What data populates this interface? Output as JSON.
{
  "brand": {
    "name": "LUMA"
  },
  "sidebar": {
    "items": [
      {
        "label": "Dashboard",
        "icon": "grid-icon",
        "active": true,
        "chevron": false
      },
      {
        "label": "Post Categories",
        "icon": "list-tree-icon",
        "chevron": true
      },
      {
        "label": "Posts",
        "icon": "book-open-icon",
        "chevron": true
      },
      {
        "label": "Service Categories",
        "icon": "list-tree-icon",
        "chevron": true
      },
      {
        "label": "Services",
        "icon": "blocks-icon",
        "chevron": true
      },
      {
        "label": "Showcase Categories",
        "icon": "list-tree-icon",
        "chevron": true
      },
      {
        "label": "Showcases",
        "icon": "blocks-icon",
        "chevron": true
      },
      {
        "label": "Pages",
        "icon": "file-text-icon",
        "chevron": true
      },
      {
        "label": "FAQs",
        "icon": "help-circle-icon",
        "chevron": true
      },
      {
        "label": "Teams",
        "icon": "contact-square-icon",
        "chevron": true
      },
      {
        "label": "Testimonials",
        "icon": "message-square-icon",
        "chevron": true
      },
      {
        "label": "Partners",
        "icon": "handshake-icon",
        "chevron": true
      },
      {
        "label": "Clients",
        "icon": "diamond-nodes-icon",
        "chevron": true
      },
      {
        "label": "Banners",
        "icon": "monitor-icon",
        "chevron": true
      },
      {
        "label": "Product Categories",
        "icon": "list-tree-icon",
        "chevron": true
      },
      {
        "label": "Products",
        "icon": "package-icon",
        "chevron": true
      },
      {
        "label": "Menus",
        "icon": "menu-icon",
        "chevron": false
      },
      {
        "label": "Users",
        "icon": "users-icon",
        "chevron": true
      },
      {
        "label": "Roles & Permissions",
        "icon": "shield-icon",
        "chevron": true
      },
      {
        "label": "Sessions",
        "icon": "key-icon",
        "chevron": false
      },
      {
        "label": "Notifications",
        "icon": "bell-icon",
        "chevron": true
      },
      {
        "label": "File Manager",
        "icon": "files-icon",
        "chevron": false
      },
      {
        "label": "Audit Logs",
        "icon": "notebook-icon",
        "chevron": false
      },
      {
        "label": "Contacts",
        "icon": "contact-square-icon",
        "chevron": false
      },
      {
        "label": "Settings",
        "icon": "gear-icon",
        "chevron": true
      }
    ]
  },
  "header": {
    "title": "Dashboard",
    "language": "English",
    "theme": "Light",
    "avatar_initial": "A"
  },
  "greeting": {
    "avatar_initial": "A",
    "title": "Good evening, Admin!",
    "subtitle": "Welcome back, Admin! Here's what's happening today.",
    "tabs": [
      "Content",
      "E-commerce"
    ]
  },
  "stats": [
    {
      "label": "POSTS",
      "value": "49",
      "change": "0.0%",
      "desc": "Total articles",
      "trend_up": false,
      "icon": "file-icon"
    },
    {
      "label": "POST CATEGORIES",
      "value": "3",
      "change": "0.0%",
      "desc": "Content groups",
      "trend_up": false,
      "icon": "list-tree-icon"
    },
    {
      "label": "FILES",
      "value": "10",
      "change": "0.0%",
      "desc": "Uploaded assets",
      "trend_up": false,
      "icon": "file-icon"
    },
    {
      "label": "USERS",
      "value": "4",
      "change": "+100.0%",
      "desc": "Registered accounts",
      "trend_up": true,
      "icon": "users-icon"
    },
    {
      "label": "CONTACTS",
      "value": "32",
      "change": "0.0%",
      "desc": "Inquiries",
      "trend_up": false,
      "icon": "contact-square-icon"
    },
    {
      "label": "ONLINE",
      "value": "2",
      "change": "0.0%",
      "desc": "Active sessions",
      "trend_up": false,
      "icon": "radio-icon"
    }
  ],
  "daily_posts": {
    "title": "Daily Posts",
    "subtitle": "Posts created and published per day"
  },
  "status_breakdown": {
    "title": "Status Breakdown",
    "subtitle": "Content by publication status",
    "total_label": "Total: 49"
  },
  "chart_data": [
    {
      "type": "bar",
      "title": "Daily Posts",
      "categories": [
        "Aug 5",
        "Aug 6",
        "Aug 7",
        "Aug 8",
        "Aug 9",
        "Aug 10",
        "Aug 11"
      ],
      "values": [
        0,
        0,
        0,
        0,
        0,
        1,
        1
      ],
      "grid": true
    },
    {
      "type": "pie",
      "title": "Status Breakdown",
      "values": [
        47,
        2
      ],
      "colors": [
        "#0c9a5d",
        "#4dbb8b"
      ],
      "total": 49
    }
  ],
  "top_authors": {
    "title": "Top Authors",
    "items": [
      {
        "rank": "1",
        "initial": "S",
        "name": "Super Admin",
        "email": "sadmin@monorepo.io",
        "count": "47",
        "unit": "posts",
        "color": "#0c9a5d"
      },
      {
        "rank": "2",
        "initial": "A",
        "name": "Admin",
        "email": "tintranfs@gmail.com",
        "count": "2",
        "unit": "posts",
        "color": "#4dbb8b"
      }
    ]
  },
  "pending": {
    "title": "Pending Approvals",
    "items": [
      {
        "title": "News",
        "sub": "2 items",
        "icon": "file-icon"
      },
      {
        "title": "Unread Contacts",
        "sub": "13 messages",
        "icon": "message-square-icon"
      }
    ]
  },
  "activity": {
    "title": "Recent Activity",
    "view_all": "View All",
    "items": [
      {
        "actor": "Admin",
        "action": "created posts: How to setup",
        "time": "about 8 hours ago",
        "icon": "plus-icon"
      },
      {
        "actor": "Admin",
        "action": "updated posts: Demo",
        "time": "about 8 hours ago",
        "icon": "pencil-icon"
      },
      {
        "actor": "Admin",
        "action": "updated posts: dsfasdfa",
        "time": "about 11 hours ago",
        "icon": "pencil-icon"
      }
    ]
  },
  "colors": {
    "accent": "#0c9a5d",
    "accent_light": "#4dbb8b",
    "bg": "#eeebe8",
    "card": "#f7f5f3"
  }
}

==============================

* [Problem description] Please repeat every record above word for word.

* [Your response]
What data populates this interface? Output as JSON.
{
  "brand": {
    "name": "LUMA"
  },
  "sidebar": {
    "items": [
      {
        "label": "Dashboard",
        "icon": "grid-icon",
        "active": true,
        "chevron": false
      },
      {
        "label": "Post Categories",
        "icon": "list-tree-icon",
        "chevron": true
      },
      {
        "label": "Posts",
        "icon": "book-open-icon",
        "chevron": true
      },
      {
        "label": "Service Categories",
        "icon": "list-tree-icon",
        "chevron": true
      },
      {
        "label": "Services",
        "icon": "blocks-icon",
        "chevron": true
      },
      {
        "label": "Showcase Categories",
        "icon": "list-tree-icon",
        "chevron": true
      },
      {
        "label": "Showcases",
        "icon": "blocks-icon",
        "chevron": true
      },
      {
        "label": "Pages",
        "icon": "file-text-icon",
        "chevron": true
      },
      {
        "label": "FAQs",
        "icon": "help-circle-icon",
        "chevron": true
      },
      {
        "label": "Teams",
        "icon": "contact-square-icon",
        "chevron": true
      },
      {
        "label": "Testimonials",
        "icon": "message-square-icon",
        "chevron": true
      },
      {
        "label": "Partners",
        "icon": "handshake-icon",
        "chevron": true
      },
      {
        "label": "Clients",
        "icon": "diamond-nodes-icon",
        "chevron": true
      },
      {
        "label": "Banners",
        "icon": "monitor-icon",
        "chevron": true
      },
      {
        "label": "Product Categories",
        "icon": "list-tree-icon",
        "chevron": true
      },
      {
        "label": "Products",
        "icon": "package-icon",
        "chevron": true
      },
      {
        "label": "Menus",
        "icon": "menu-icon",
        "chevron": false
      },
      {
        "label": "Users",
        "icon": "users-icon",
        "chevron": true
      },
      {
        "label": "Roles & Permissions",
        "icon": "shield-icon",
        "chevron": true
      },
      {
        "label": "Sessions",
        "icon": "key-icon",
        "chevron": false
      },
      {
        "label": "Notifications",
        "icon": "bell-icon",
        "chevron": true
      },
      {
        "label": "File Manager",
        "icon": "files-icon",
        "chevron": false
      },
      {
        "label": "Audit Logs",
        "icon": "notebook-icon",
        "chevron": false
      },
      {
        "label": "Contacts",
        "icon": "contact-square-icon",
        "chevron": false
      },
      {
        "label": "Settings",
        "icon": "gear-icon",
        "chevron": true
      }
    ]
  },
  "header": {
    "title": "Dashboard",
    "language": "English",
    "theme": "Light",
    "avatar_initial": "A"
  },
  "greeting": {
    "avatar_initial": "A",
    "title": "Good evening, Admin!",
    "subtitle": "Welcome back, Admin! Here's what's happening today.",
    "tabs": [
      "Content",
      "E-commerce"
    ]
  },
  "stats": [
    {
      "label": "POSTS",
      "value": "49",
      "change": "0.0%",
      "desc": "Total articles",
      "trend_up": false,
      "icon": "file-icon"
    },
    {
      "label": "POST CATEGORIES",
      "value": "3",
      "change": "0.0%",
      "desc": "Content groups",
      "trend_up": false,
      "icon": "list-tree-icon"
    },
    {
      "label": "FILES",
      "value": "10",
      "change": "0.0%",
      "desc": "Uploaded assets",
      "trend_up": false,
      "icon": "file-icon"
    },
    {
      "label": "USERS",
      "value": "4",
      "change": "+100.0%",
      "desc": "Registered accounts",
      "trend_up": true,
      "icon": "users-icon"
    },
    {
      "label": "CONTACTS",
      "value": "32",
      "change": "0.0%",
      "desc": "Inquiries",
      "trend_up": false,
      "icon": "contact-square-icon"
    },
    {
      "label": "ONLINE",
      "value": "2",
      "change": "0.0%",
      "desc": "Active sessions",
      "trend_up": false,
      "icon": "radio-icon"
    }
  ],
  "daily_posts": {
    "title": "Daily Posts",
    "subtitle": "Posts created and published per day"
  },
  "status_breakdown": {
    "title": "Status Breakdown",
    "subtitle": "Content by publication status",
    "total_label": "Total: 49"
  },
  "chart_data": [
    {
      "type": "bar",
      "title": "Daily Posts",
      "categories": [
        "Aug 5",
        "Aug 6",
        "Aug 7",
        "Aug 8",
        "Aug 9",
        "Aug 10",
        "Aug 11"
      ],
      "values": [
        0,
        0,
        0,
        0,
        0,
        1,
        1
      ],
      "grid": true
    },
    {
      "type": "pie",
      "title": "Status Breakdown",
      "values": [
        47,
        2
      ],
      "colors": [
        "#0c9a5d",
        "#4dbb8b"
      ],
      "total": 49
    }
  ],
  "top_authors": {
    "title": "Top Authors",
    "items": [
      {
        "rank": "1",
        "initial": "S",
        "name": "Super Admin",
        "email": "sadmin@monorepo.io",
        "count": "47",
        "unit": "posts",
        "color": "#0c9a5d"
      },
      {
        "rank": "2",
        "initial": "A",
        "name": "Admin",
        "email": "tintranfs@gmail.com",
        "count": "2",
        "unit": "posts",
        "color": "#4dbb8b"
      }
    ]
  },
  "pending": {
    "title": "Pending Approvals",
    "items": [
      {
        "title": "News",
        "sub": "2 items",
        "icon": "file-icon"
      },
      {
        "title": "Unread Contacts",
        "sub": "13 messages",
        "icon": "message-square-icon"
      }
    ]
  },
  "activity": {
    "title": "Recent Activity",
    "view_all": "View All",
    "items": [
      {
        "actor": "Admin",
        "action": "created posts: How to setup",
        "time": "about 8 hours ago",
        "icon": "plus-icon"
      },
      {
        "actor": "Admin",
        "action": "updated posts: Demo",
        "time": "about 8 hours ago",
        "icon": "pencil-icon"
      },
      {
        "actor": "Admin",
        "action": "updated posts: dsfasdfa",
        "time": "about 11 hours ago",
        "icon": "pencil-icon"
      }
    ]
  },
  "colors": {
    "accent": "#0c9a5d",
    "accent_light": "#4dbb8b",
    "bg": "#eeebe8",
    "card": "#f7f5f3"
  }
}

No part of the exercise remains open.